[Excerpts from an interface dataset]
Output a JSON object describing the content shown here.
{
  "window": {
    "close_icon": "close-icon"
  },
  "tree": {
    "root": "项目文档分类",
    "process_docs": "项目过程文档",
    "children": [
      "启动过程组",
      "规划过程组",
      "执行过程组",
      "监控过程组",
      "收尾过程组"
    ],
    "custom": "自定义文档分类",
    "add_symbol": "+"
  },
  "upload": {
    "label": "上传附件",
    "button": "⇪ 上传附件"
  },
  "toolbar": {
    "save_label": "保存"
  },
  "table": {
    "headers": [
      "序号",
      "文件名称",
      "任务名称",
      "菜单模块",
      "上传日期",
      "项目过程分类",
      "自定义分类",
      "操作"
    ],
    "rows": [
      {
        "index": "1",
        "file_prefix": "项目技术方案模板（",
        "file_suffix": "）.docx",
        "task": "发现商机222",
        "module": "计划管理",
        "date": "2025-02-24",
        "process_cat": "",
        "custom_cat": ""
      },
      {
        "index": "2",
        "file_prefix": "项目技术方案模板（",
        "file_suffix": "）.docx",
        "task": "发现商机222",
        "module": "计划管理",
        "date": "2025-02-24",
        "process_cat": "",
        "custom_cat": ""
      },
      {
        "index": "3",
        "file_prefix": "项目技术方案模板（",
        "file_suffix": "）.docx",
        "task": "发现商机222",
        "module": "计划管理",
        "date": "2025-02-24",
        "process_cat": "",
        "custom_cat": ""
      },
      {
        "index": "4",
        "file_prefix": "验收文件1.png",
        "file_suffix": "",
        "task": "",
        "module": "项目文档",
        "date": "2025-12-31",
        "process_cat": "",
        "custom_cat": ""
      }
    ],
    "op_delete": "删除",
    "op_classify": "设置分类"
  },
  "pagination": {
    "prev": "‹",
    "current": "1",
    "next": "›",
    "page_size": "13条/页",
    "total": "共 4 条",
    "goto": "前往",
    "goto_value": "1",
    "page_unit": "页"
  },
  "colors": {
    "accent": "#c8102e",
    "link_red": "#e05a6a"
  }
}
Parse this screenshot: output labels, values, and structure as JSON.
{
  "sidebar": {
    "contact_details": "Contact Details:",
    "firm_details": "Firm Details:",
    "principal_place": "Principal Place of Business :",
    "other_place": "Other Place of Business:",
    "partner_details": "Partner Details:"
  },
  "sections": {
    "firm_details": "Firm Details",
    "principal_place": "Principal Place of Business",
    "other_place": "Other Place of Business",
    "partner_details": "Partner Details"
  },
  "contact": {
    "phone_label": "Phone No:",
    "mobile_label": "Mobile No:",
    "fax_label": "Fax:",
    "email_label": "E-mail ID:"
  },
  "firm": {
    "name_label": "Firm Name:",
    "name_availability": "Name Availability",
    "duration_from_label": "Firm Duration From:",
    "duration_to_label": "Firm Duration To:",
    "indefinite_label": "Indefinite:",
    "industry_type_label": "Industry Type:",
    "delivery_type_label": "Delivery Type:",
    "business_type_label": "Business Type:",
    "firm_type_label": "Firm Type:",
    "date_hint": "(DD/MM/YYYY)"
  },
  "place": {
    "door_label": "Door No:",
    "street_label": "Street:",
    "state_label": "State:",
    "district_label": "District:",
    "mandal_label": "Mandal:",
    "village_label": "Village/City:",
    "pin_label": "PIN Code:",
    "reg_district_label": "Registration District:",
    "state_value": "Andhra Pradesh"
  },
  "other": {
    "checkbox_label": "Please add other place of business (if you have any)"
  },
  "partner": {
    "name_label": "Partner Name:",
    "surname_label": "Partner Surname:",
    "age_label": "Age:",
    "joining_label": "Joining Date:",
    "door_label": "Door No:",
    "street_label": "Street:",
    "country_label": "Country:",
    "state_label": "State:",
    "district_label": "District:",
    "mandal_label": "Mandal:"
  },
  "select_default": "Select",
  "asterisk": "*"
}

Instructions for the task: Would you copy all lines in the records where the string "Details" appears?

The answer:
    "contact_details": "Contact Details:",
    "firm_details": "Firm Details:",
    "partner_details": "Partner Details:"
    "firm_details": "Firm Details",
    "partner_details": "Partner Details"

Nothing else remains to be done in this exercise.